You are here:

Children's Preferred Learning Strategies in Video Games: A Preliminary Investigation
PROCEEDINGS

, State University of New York at Buffalo, United States

Society for Information Technology & Teacher Education International Conference, in Las Vegas, Nevada, USA ISBN 978-1-880094-64-8 Publisher: Association for the Advancement of Computing in Education (AACE), Chesapeake, VA

Abstract

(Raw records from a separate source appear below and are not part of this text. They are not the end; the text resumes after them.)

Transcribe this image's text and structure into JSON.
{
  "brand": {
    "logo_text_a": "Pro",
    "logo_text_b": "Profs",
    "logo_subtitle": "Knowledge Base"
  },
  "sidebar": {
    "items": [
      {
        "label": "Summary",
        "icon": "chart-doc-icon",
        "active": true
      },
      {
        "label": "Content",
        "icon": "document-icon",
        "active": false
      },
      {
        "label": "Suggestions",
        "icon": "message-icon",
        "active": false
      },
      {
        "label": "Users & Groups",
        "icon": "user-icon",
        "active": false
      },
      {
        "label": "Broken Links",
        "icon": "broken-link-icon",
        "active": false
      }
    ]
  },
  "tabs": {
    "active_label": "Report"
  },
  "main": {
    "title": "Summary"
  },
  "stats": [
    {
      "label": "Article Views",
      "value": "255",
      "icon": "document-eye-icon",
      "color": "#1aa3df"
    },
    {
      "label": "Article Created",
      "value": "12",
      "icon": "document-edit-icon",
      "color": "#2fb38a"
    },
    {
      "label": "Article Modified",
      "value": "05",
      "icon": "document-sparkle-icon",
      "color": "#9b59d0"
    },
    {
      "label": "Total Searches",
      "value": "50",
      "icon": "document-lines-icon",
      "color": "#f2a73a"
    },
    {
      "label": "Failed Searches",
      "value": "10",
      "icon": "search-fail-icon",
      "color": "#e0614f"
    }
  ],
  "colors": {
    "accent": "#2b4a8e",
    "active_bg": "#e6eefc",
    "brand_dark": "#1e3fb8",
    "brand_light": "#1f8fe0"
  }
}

This study explores preliminary evidence that children playing various genres of video games may choose to employ different learning strategies to improve at the games. It is important for educators to understand how children learn outside of school and in virtual worlds as this has implications for their classroom learning. 118 fourth- and fifth-grade students participated in this study. Chi-square tests of association revealed that video game genre was significantly related to strategy employed for two of the six learning strategies (p<.05): repetition and identity. Children who play action games are more likely to use the repetition strategy and children who play adventure games are more likely to use the identity strategy to learn the games.

Citation

Hamlen, K. (2008). Children's Preferred Learning Strategies in Video Games: A Preliminary Investigation. In K. McFerrin, R. Weber, R. Carlsen & D. Willis (Eds.), Proceedings of SITE 2008--Society for Information Technology & Teacher Education International Conference (pp. 1096-1098). Las Vegas, Nevada, USA: Association for the Advancement of Computing in Education (AACE). Retrieved November 22, 2019 from .

Keywords

References

View References & Citations Map

These references have been extracted automatically and may have some errors. Signed in users can suggest corrections to these mistakes.

Suggest Corrections to References